Sure, Congress may have adjourned without passing any of the spending bills for the fiscal year that started Friday. And they may have taken a pass on voting to extend some or all of the Bush tax cuts until sometime after the election. Naturally, it's more important to spend the next month campaigning, right?

Sure, Congress may have adjourned without passing any of the spending bills for the fiscal year that started Friday. And they may have taken a pass on voting to extend some or all of the Bush tax cuts until sometime after the election. Naturally, it's more important to spend the next month campaigning, right?

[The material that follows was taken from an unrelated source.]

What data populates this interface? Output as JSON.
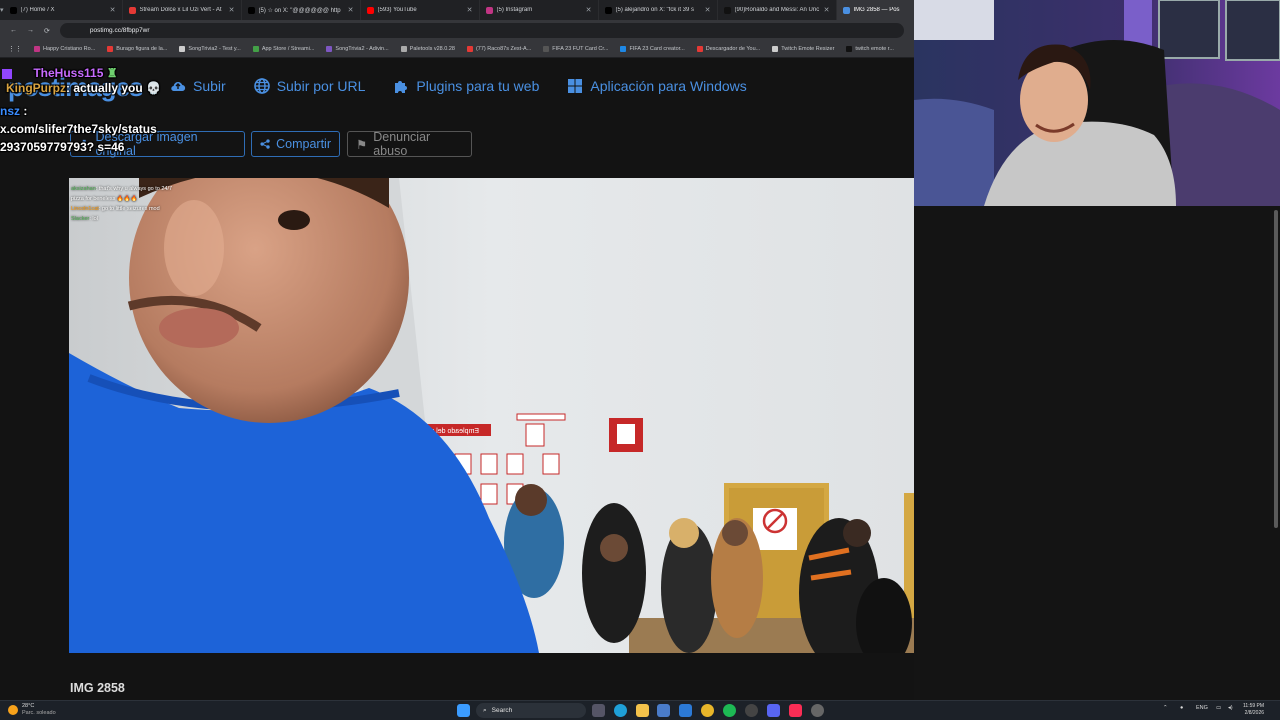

Certainly lawmakers don't deserve any praise for that. However, we will give them an approving nod for a minor measure they gave the OK to before heading home, simply because it's the kind of thing that won't cost much money and has the potential to make life a little easier for many Americans. We speak of the Plain Writing Act of 2010, which mandates that Uncle Sam start churning out documents used by the public - tax forms, college aid applications, etc. - written in ordinary, simple English.


If you've ever gotten fed up deciphering the instructions on your 1040 on April 14, scratched your head over some mailing from Medicare or Social Security, or given yourself a migraine trying to understand the FDA warning on a container of pills, the reason for this measure should be pretty evident.


How much time gets wasted, how many forms get filled out incorrectly because ordinary folks have to haul out their Bureaucrat-to-English dictionary to try to translate what ought to be a simple document? How many fewer taxpayers will have to call government help lines, or queue up at government offices to get questions answered, if things were just written simply and clearly in the first place?


Examples of the differences in forms - produced by the Center for Plain Language and available on our website - are truly startling. This is the rare good idea from Congress, one that should have been implemented long ago. That it passed with bipartisan support makes its popularity clear; President Obama should sign it into law as soon as it hits his desk. Now if only we could get lawmakers to start writing understandable bills, rather than 2,000-page monstrosities that nobody reads.


Journal Star of Peoria, Ill.